‘There’s a need to get our act together and demonstrate that by co-operating we are stronger together’

The number of farming co-operatives in the UK has dropped for the fourth time in five years, from 440 in 2018 to 434.

According to the latest Co-operative Economy Report published by Co-operatives UK, the number of farmer owners has fallen by 1.8%, to 153,486, though overall turnover is up to £7.9bn (£7,901,313,984) from £7.8bn (£7,751,807,185).

In light of the report’s findings, the sector is calling on farmers to stand united to combat the threat of multi-national corporations in the food supply chain. Among those responding to the report’s findings is Aspatria Farmers, a farmer-owned co-op, which sources farming supplies for its 900 members operating across Cumbria, the north east and south-west Scotland.

CEO Tim Wilson said: “The supply chain is getting controlled by fewer and fewer players who all want to take more money out of farmers’ pockets.”

He added: “There’s a need to get our act together and demonstrate that by co-operating we are stronger together.”

The UK lags behind other European countries when it comes to the market share of farming co-ops, currently at just 6%. By contrast, farming co-ops have a 45% market share in Spain, 55% in France and 68% in the Netherlands.

Mr Wilson added: “A co-op can also help farmers manage an increasingly complex business. Most farmers are time precious. You’ve got farmers managing a farm twice the size that their ancestors managed – with half the personnel. By learning better practices, by innovating, by co-operating better, we’ll all do our jobs better.

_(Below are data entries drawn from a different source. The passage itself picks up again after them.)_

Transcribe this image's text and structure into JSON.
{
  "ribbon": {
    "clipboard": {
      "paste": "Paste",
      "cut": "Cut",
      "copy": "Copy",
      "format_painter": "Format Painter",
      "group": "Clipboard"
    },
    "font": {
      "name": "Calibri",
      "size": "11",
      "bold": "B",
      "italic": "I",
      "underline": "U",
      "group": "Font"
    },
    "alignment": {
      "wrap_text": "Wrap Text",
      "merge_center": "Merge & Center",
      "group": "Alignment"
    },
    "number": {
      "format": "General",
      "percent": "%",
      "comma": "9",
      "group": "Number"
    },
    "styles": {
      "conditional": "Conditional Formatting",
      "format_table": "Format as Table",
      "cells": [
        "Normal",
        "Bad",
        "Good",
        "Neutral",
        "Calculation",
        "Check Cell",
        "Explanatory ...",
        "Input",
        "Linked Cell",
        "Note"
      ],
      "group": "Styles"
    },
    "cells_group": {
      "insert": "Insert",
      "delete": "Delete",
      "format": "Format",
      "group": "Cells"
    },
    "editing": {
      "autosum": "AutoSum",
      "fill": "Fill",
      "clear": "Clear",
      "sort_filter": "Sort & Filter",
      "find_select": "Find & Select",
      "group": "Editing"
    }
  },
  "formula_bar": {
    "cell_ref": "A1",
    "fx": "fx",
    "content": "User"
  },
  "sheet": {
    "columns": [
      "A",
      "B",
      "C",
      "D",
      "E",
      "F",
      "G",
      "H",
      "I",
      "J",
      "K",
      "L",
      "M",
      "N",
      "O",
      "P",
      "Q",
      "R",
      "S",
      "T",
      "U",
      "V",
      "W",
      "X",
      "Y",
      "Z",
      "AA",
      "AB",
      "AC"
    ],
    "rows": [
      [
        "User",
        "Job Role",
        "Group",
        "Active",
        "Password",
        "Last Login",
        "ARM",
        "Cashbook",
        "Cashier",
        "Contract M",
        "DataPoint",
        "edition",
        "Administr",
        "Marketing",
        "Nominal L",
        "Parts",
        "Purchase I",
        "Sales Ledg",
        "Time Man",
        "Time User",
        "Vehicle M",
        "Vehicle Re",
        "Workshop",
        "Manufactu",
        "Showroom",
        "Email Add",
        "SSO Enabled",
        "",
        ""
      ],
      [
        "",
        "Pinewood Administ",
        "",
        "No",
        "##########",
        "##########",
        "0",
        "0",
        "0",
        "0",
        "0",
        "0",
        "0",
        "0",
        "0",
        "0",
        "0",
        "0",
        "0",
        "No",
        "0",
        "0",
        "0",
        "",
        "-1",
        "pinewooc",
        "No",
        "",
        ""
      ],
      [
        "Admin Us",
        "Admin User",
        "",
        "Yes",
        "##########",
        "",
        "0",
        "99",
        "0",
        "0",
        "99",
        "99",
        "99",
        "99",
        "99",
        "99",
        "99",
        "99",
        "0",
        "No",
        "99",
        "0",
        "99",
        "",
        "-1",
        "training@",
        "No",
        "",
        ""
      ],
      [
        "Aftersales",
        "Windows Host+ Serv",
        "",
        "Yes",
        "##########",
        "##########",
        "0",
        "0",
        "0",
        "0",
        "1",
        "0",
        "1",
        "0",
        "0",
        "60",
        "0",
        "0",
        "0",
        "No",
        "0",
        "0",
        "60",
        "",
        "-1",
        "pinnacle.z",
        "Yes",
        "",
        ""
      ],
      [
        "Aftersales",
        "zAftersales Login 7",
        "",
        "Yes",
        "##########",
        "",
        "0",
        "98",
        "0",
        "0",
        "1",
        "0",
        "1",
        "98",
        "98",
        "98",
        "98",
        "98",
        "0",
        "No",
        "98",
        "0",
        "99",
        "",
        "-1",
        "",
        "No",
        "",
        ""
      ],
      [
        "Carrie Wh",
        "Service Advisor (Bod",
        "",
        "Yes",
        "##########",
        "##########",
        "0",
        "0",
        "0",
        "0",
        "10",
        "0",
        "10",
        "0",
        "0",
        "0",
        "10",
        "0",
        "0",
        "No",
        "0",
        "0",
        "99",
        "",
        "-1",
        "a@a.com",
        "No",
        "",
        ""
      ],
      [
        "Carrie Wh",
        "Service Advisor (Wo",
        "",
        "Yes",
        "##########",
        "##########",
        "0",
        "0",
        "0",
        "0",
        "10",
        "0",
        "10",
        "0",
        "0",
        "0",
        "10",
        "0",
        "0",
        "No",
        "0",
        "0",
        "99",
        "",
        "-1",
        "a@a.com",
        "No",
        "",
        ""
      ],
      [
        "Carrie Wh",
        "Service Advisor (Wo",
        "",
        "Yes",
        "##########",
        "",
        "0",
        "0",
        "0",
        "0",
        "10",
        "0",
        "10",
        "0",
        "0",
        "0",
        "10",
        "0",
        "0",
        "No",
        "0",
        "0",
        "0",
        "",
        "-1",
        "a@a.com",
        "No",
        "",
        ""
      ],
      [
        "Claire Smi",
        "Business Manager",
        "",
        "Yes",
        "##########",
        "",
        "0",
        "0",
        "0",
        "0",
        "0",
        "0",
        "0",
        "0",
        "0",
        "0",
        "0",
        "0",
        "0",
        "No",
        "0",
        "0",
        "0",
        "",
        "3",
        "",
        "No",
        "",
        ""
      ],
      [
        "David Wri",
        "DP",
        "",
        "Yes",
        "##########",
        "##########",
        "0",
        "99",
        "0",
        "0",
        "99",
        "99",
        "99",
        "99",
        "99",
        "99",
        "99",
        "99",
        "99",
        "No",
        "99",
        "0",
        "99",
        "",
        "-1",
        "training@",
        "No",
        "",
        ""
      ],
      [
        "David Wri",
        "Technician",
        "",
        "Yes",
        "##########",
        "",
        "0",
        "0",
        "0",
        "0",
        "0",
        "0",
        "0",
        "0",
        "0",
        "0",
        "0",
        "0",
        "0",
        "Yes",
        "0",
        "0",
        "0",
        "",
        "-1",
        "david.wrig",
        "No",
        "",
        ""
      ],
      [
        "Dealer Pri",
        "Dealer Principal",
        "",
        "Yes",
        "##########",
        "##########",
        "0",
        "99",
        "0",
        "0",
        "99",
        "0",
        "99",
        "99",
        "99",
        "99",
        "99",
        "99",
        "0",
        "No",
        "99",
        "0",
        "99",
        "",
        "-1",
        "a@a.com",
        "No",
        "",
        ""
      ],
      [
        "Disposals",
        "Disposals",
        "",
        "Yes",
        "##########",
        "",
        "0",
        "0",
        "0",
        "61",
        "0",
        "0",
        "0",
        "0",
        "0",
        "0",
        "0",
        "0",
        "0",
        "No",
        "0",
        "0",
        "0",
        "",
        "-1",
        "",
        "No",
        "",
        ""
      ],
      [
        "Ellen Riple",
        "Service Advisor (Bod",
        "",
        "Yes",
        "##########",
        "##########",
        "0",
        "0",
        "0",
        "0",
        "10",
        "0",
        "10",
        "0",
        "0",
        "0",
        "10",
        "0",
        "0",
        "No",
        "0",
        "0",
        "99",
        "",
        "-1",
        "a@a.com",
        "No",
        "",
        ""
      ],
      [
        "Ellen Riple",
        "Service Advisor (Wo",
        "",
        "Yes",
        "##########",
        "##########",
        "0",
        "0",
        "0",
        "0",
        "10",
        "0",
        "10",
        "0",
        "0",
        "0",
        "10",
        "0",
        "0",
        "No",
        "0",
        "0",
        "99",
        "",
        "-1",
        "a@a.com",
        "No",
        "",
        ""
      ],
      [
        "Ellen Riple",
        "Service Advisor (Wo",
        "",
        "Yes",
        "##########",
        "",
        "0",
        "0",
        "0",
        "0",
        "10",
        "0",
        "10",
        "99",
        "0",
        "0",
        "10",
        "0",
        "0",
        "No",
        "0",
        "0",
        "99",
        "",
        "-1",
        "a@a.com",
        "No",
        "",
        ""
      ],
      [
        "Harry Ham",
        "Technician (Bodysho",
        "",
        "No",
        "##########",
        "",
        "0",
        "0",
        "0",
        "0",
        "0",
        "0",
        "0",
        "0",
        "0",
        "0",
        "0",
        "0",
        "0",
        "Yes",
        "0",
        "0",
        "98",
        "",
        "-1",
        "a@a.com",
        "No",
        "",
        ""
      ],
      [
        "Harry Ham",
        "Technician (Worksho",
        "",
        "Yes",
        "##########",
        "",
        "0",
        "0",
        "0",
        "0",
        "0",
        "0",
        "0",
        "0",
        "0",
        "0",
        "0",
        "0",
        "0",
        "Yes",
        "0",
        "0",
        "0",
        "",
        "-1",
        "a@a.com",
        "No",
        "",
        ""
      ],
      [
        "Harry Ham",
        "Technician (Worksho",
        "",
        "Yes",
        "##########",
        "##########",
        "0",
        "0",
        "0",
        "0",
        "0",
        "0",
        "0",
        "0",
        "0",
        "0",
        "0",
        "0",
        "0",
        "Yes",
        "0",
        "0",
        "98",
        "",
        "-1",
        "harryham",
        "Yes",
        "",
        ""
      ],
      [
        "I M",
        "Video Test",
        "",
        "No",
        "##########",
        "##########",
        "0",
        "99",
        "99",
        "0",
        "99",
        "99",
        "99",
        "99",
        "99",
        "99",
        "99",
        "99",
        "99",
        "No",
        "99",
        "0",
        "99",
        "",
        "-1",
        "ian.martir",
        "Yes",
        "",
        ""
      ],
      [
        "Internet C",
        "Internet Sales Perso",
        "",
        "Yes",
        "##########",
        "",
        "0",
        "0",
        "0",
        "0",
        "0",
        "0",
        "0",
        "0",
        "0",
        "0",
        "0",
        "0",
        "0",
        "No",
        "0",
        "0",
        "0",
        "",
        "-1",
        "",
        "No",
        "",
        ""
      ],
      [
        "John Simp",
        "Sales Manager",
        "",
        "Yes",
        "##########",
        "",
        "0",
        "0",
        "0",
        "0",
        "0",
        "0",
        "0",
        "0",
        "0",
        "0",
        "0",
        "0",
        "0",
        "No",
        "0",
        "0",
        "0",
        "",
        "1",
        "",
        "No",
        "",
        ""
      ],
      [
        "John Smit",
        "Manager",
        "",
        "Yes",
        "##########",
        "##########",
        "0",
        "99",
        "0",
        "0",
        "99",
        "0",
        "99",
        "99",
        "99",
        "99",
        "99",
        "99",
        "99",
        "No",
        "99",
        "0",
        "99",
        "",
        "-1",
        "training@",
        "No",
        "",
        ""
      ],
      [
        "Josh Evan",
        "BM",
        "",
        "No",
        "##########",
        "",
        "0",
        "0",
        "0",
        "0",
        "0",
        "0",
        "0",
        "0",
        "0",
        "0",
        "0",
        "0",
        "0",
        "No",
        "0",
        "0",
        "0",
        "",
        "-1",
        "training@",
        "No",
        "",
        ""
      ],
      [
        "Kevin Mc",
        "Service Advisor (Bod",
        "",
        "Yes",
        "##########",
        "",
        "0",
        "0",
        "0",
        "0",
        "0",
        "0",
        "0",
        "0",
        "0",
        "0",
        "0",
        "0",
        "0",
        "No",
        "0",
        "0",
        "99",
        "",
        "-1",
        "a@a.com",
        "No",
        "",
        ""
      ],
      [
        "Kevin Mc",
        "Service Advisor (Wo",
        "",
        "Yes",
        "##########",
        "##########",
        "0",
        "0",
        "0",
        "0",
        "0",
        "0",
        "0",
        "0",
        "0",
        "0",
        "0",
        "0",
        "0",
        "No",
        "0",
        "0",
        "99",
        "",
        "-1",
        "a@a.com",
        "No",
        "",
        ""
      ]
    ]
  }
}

“Everybody who comes up a farmer’s drive is going to take money out of the farmer’s pocket. If you’re part of a co-op then the farming expert who comes up your drive is going to try to make the farmer more money. Without successful customers, you don’t have successful businesses.”

Co-operatives UK’s agriculture manager Richard Self also thinks that increasing farmers’ control over their produce is not about maximising profits, but is crucial to a farmer’s ability to innovate and create a sustainable business.

He said: “Lack of co-operation and collaboration has helped create an imbalance of power within the supply chain, weighted heavily towards the retailers and dominant food processors. This, in turn, means primary producers struggle to have the financial return necessary to invest in new technology and skills.”